##### Extracted entries
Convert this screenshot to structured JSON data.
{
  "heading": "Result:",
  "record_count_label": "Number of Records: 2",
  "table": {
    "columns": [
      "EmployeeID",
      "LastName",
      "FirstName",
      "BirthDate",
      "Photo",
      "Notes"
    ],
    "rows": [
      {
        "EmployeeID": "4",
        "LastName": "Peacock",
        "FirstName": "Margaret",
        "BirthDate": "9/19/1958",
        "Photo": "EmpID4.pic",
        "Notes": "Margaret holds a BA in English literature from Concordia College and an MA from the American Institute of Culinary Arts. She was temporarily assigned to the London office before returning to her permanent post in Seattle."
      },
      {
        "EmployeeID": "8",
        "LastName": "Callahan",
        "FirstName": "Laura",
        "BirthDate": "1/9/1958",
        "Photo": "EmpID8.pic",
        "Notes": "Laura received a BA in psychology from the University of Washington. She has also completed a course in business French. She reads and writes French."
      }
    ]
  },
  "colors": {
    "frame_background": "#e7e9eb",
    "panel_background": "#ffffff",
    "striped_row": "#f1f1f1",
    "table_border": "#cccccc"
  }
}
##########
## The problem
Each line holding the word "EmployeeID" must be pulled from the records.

## Exercise solution
      "EmployeeID",
        "EmployeeID": "4",
        "EmployeeID": "8",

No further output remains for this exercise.